▸ Task to carry out
Retype the listing in full. Change nothing.

▸ Data for review
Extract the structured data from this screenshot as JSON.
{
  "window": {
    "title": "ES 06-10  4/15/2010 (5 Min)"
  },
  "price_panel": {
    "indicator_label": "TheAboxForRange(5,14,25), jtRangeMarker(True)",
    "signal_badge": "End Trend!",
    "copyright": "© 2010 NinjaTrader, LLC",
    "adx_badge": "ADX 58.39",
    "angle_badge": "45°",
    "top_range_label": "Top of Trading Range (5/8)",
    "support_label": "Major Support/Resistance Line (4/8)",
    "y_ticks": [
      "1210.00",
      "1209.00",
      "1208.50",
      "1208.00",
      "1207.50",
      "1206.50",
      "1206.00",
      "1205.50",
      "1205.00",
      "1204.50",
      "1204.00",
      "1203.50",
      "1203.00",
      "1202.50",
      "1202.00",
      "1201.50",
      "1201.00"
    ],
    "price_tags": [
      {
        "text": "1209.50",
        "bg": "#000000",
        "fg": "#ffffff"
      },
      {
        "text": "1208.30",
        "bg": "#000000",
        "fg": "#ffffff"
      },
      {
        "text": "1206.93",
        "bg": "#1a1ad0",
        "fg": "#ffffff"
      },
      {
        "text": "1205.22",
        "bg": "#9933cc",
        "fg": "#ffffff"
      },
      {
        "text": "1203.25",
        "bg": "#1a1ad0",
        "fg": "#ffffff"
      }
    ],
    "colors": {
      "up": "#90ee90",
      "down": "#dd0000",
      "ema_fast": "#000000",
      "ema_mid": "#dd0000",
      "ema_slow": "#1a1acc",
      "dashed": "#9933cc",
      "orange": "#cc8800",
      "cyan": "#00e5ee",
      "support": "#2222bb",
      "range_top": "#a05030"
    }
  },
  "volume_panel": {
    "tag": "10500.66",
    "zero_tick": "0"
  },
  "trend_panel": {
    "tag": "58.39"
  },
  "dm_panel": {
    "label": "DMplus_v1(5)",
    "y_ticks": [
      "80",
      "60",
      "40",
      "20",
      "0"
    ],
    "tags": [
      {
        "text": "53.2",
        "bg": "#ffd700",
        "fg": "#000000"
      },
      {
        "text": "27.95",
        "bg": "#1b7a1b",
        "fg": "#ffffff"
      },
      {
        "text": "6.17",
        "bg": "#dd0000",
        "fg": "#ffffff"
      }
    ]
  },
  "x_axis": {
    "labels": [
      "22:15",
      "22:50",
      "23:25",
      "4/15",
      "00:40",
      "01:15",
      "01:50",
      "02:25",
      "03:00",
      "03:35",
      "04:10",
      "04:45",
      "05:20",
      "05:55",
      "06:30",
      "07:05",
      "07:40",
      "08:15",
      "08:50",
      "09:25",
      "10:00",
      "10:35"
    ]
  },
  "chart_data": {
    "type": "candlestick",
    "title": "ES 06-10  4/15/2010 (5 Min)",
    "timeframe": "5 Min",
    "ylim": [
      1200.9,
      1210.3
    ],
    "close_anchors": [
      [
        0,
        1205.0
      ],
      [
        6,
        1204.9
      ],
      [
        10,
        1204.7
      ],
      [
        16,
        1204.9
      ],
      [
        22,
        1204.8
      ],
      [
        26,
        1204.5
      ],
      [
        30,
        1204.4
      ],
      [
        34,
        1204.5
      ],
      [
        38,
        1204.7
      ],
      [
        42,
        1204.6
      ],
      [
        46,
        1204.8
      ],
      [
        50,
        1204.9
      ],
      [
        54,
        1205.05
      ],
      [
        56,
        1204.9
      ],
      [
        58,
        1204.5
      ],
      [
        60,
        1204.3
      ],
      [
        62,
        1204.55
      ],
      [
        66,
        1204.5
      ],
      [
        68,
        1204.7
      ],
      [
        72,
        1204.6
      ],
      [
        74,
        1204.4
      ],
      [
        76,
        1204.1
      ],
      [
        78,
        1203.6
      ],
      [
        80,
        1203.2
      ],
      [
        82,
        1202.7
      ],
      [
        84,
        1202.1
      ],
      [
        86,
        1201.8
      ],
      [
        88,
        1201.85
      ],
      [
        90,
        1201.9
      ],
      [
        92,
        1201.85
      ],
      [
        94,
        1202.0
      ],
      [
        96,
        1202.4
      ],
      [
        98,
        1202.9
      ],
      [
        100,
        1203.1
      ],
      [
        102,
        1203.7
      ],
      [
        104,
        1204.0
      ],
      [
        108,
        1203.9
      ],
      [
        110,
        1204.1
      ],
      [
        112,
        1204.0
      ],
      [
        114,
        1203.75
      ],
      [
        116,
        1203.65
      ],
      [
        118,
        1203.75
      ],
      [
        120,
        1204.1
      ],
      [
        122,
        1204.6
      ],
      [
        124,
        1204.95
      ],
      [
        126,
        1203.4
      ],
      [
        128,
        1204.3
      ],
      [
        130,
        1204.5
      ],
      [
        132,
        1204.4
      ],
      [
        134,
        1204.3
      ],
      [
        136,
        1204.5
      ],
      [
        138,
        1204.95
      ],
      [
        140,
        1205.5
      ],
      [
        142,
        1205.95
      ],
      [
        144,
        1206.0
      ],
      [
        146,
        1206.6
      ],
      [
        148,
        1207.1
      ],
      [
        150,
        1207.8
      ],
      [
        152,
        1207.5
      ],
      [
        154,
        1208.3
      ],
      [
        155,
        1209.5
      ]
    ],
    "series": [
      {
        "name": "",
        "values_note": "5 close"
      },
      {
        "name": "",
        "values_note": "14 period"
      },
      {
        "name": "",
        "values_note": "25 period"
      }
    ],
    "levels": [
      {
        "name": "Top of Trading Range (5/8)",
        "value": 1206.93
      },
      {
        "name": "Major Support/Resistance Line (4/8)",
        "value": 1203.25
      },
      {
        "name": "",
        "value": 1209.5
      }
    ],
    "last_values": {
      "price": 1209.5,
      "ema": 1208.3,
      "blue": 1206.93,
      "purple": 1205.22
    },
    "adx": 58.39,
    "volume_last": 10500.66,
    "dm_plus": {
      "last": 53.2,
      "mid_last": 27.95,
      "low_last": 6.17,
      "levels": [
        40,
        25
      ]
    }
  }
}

▸ Result for this task
Extract the structured data from this screenshot as JSON.
{
  "window": {
    "title": "ES 06-10  4/15/2010 (5 Min)"
  },
  "price_panel": {
    "indicator_label": "TheAboxForRange(5,14,25), jtRangeMarker(True)",
    "signal_badge": "End Trend!",
    "copyright": "© 2010 NinjaTrader, LLC",
    "adx_badge": "ADX 58.39",
    "angle_badge": "45°",
    "top_range_label": "Top of Trading Range (5/8)",
    "support_label": "Major Support/Resistance Line (4/8)",
    "y_ticks": [
      "1210.00",
      "1209.00",
      "1208.50",
      "1208.00",
      "1207.50",
      "1206.50",
      "1206.00",
      "1205.50",
      "1205.00",
      "1204.50",
      "1204.00",
      "1203.50",
      "1203.00",
      "1202.50",
      "1202.00",
      "1201.50",
      "1201.00"
    ],
    "price_tags": [
      {
        "text": "1209.50",
        "bg": "#000000",
        "fg": "#ffffff"
      },
      {
        "text": "1208.30",
        "bg": "#000000",
        "fg": "#ffffff"
      },
      {
        "text": "1206.93",
        "bg": "#1a1ad0",
        "fg": "#ffffff"
      },
      {
        "text": "1205.22",
        "bg": "#9933cc",
        "fg": "#ffffff"
      },
      {
        "text": "1203.25",
        "bg": "#1a1ad0",
        "fg": "#ffffff"
      }
    ],
    "colors": {
      "up": "#90ee90",
      "down": "#dd0000",
      "ema_fast": "#000000",
      "ema_mid": "#dd0000",
      "ema_slow": "#1a1acc",
      "dashed": "#9933cc",
      "orange": "#cc8800",
      "cyan": "#00e5ee",
      "support": "#2222bb",
      "range_top": "#a05030"
    }
  },
  "volume_panel": {
    "tag": "10500.66",
    "zero_tick": "0"
  },
  "trend_panel": {
    "tag": "58.39"
  },
  "dm_panel": {
    "label": "DMplus_v1(5)",
    "y_ticks": [
      "80",
      "60",
      "40",
      "20",
      "0"
    ],
    "tags": [
      {
        "text": "53.2",
        "bg": "#ffd700",
        "fg": "#000000"
      },
      {
        "text": "27.95",
        "bg": "#1b7a1b",
        "fg": "#ffffff"
      },
      {
        "text": "6.17",
        "bg": "#dd0000",
        "fg": "#ffffff"
      }
    ]
  },
  "x_axis": {
    "labels": [
      "22:15",
      "22:50",
      "23:25",
      "4/15",
      "00:40",
      "01:15",
      "01:50",
      "02:25",
      "03:00",
      "03:35",
      "04:10",
      "04:45",
      "05:20",
      "05:55",
      "06:30",
      "07:05",
      "07:40",
      "08:15",
      "08:50",
      "09:25",
      "10:00",
      "10:35"
    ]
  },
  "chart_data": {
    "type": "candlestick",
    "title": "ES 06-10  4/15/2010 (5 Min)",
    "timeframe": "5 Min",
    "ylim": [
      1200.9,
      1210.3
    ],
    "close_anchors": [
      [
        0,
        1205.0
      ],
      [
        6,
        1204.9
      ],
      [
        10,
        1204.7
      ],
      [
        16,
        1204.9
      ],
      [
        22,
        1204.8
      ],
      [
        26,
        1204.5
      ],
      [
        30,
        1204.4
      ],
      [
        34,
        1204.5
      ],
      [
        38,
        1204.7
      ],
      [
        42,
        1204.6
      ],
      [
        46,
        1204.8
      ],
      [
        50,
        1204.9
      ],
      [
        54,
        1205.05
      ],
      [
        56,
        1204.9
      ],
      [
        58,
        1204.5
      ],
      [
        60,
        1204.3
      ],
      [
        62,
        1204.55
      ],
      [
        66,
        1204.5
      ],
      [
        68,
        1204.7
      ],
      [
        72,
        1204.6
      ],
      [
        74,
        1204.4
      ],
      [
        76,
        1204.1
      ],
      [
        78,
        1203.6
      ],
      [
        80,
        1203.2
      ],
      [
        82,
        1202.7
      ],
      [
        84,
        1202.1
      ],
      [
        86,
        1201.8
      ],
      [
        88,
        1201.85
      ],
      [
        90,
        1201.9
      ],
      [
        92,
        1201.85
      ],
      [
        94,
        1202.0
      ],
      [
        96,
        1202.4
      ],
      [
        98,
        1202.9
      ],
      [
        100,
        1203.1
      ],
      [
        102,
        1203.7
      ],
      [
        104,
        1204.0
      ],
      [
        108,
        1203.9
      ],
      [
        110,
        1204.1
      ],
      [
        112,
        1204.0
      ],
      [
        114,
        1203.75
      ],
      [
        116,
        1203.65
      ],
      [
        118,
        1203.75
      ],
      [
        120,
        1204.1
      ],
      [
        122,
        1204.6
      ],
      [
        124,
        1204.95
      ],
      [
        126,
        1203.4
      ],
      [
        128,
        1204.3
      ],
      [
        130,
        1204.5
      ],
      [
        132,
        1204.4
      ],
      [
        134,
        1204.3
      ],
      [
        136,
        1204.5
      ],
      [
        138,
        1204.95
      ],
      [
        140,
        1205.5
      ],
      [
        142,
        1205.95
      ],
      [
        144,
        1206.0
      ],
      [
        146,
        1206.6
      ],
      [
        148,
        1207.1
      ],
      [
        150,
        1207.8
      ],
      [
        152,
        1207.5
      ],
      [
        154,
        1208.3
      ],
      [
        155,
        1209.5
      ]
    ],
    "series": [
      {
        "name": "",
        "values_note": "5 close"
      },
      {
        "name": "",
        "values_note": "14 period"
      },
      {
        "name": "",
        "values_note": "25 period"
      }
    ],
    "levels": [
      {
        "name": "Top of Trading Range (5/8)",
        "value": 1206.93
      },
      {
        "name": "Major Support/Resistance Line (4/8)",
        "value": 1203.25
      },
      {
        "name": "",
        "value": 1209.5
      }
    ],
    "last_values": {
      "price": 1209.5,
      "ema": 1208.3,
      "blue": 1206.93,
      "purple": 1205.22
    },
    "adx": 58.39,
    "volume_last": 10500.66,
    "dm_plus": {
      "last": 53.2,
      "mid_last": 27.95,
      "low_last": 6.17,
      "levels": [
        40,
        25
      ]
    }
  }
}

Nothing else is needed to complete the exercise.